With unemployment stuck at near 10 percent and five people looking for every job opening, the idea has taken root that the key to finding work is a good resume. The truth is, there’s more to it than that.
Many young people just out of school and looking for jobs for the first time rest their hopes on polishing up a great resume and sending it out to a lot of potential employees. Some expand their target group by direct e-mail contact and “resume blasting,” meaning mass distribution to increase expo-sure in the job market. Surfing the Internet can turn up all sorts of helpers, some for a nominal or hefty fee and some gratis, who will provide hints, guidelines, completed resumes or forms with blanks to fill in.
Sometimes it works. Sometimes a clever or unexpected resume will lead to an interview and possibly a job. More often, the resume lies in a stack on the desk of a junior official in the human relations department. They get a quick scan. A few get closer attention. Most of them land in the wastebas-ket.
A better way to start is to fix on one or more fields that match your skills and interests and somehow find a person there who will talk with you. A good pitch is to ask for advice on where else to go and whom to see.
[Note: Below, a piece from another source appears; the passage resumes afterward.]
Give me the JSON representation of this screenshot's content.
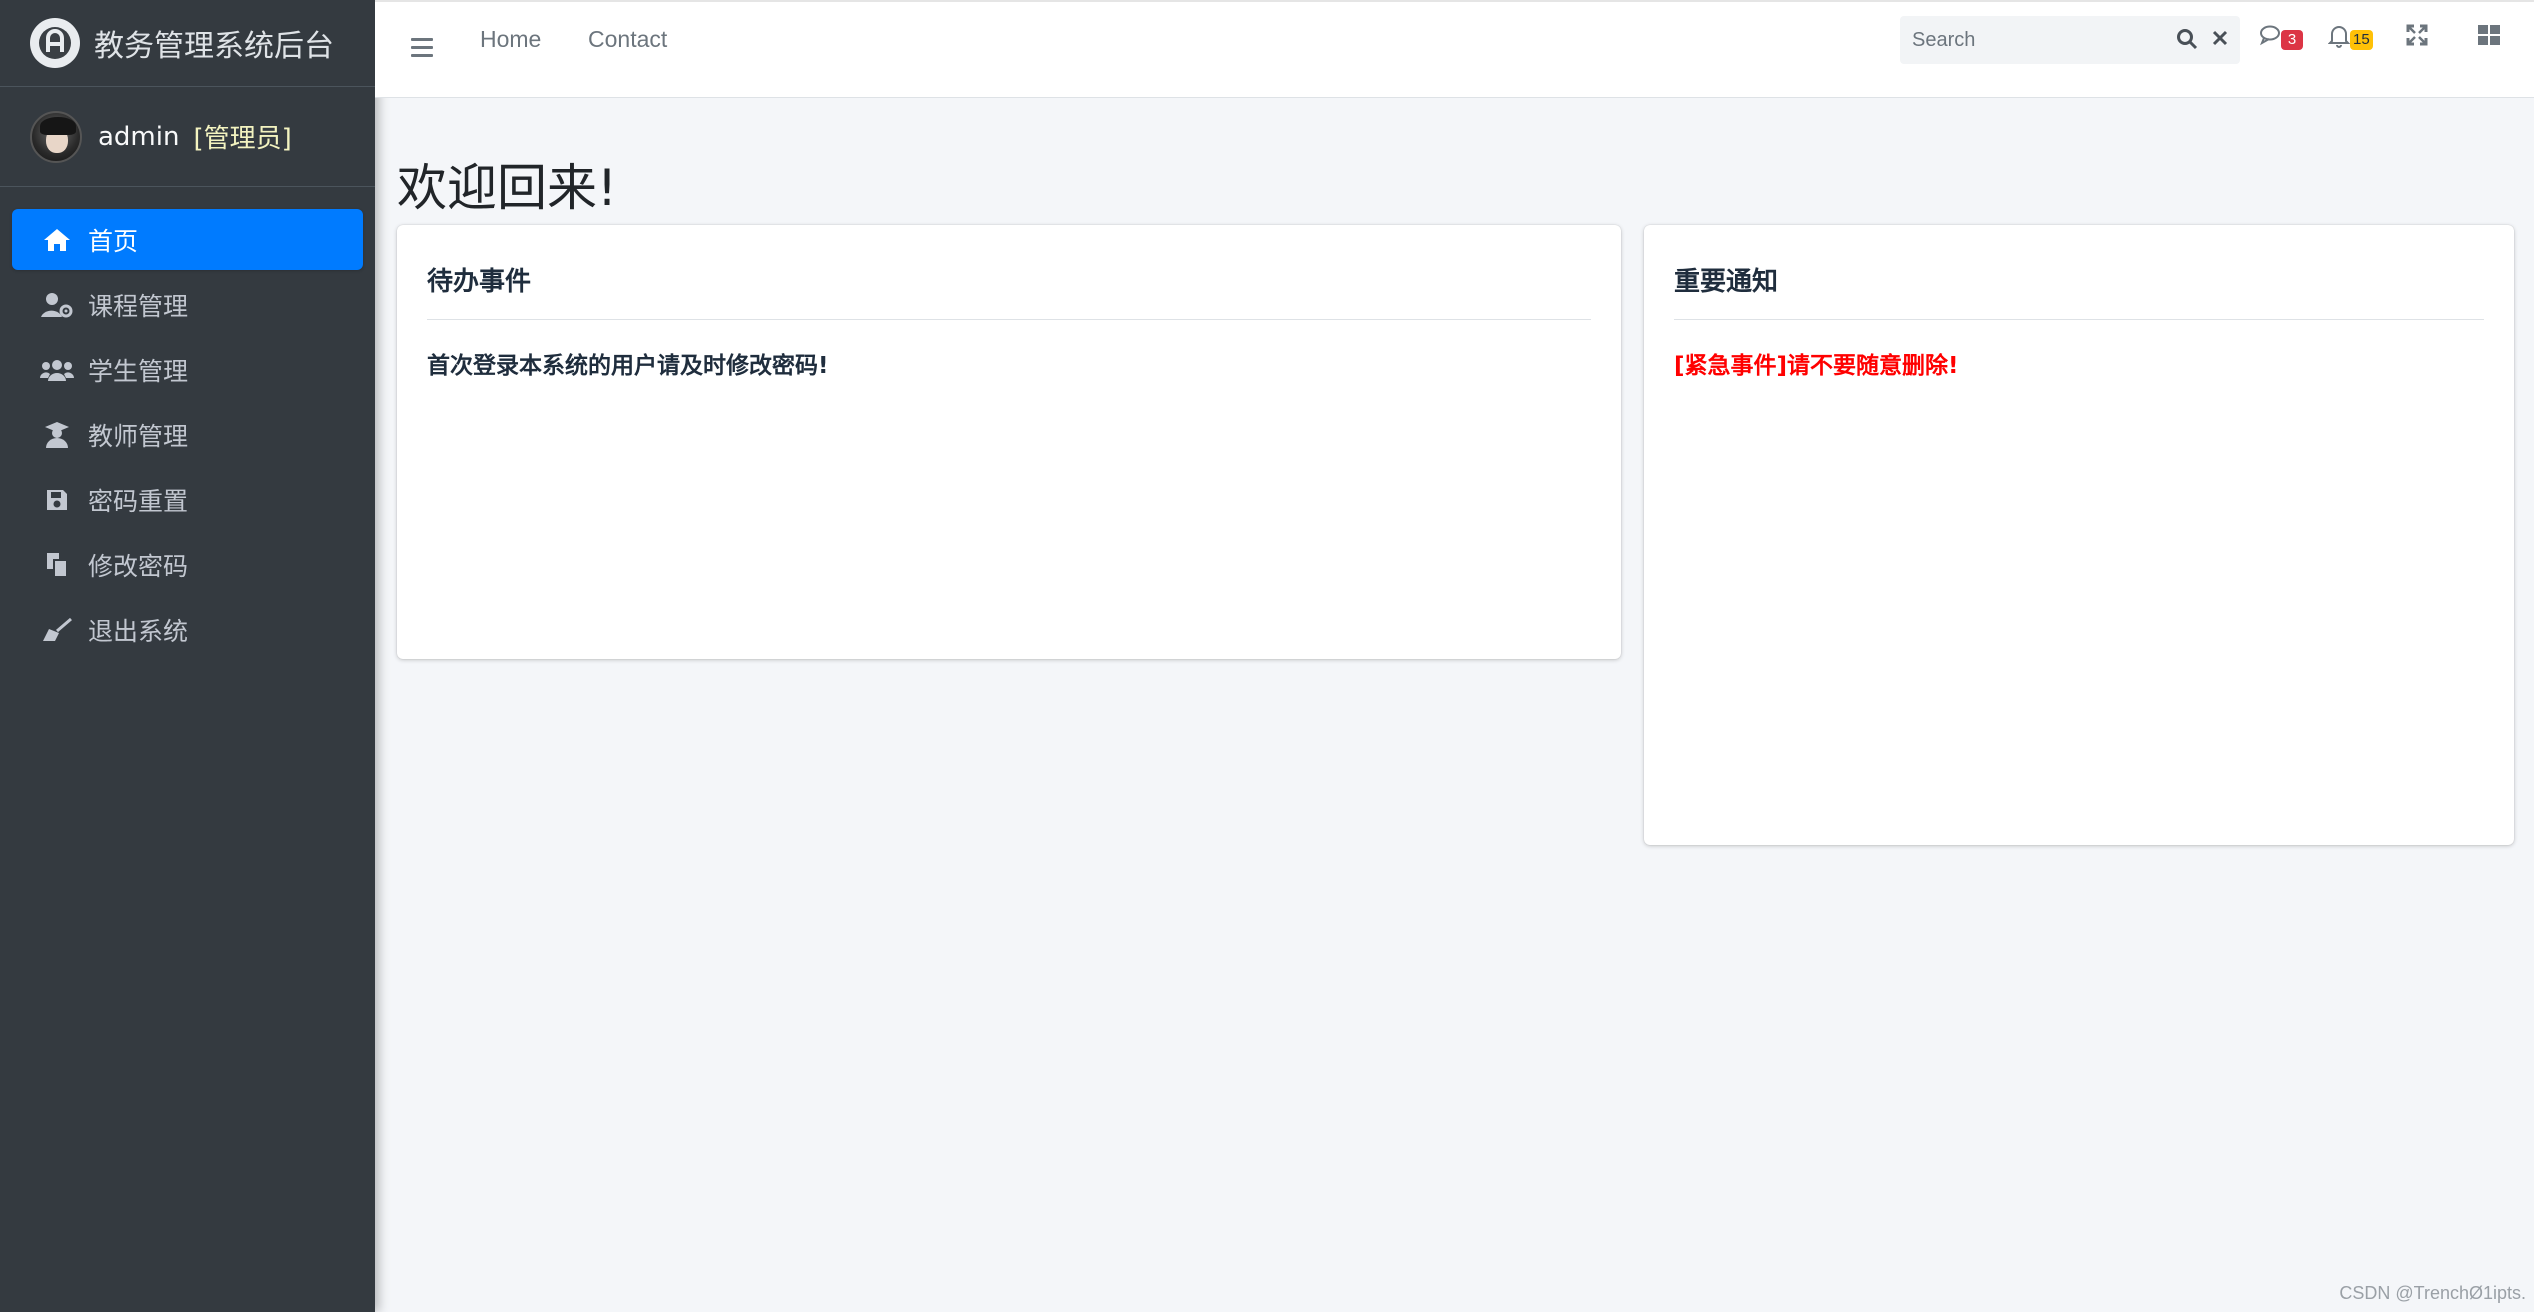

“We have no openings” is the standard response, and it should be expected. But the fact is that any business will at some point need a new employee and will have an opening. Things change in any organization. People retire or move on to something else. The outfit may expand in some new way and need workers to handle it.
The trick is to take each turndown in stride and use the contact to lead to some other people to talk to. Some people can be persuaded to call ahead to acquaintances to say that they may be hearing from this interesting person.
Before you leave and head out to call on these new prospects, leave behind your resume, preferably a one-page account of your education, work record, achievements, skills and interests. At best, the resume is geared somehow to the job you are seeing.
This networking system is hard work and may take weeks or months. But keep expanding your reach, remember to send a note of thanks to everyone who helps you, and convert every turndown into an opportunity to look farther.
And it will help to dress as if you are going to work, not going to the beach. Good luck, but success requires planning and action and a lot more than luck.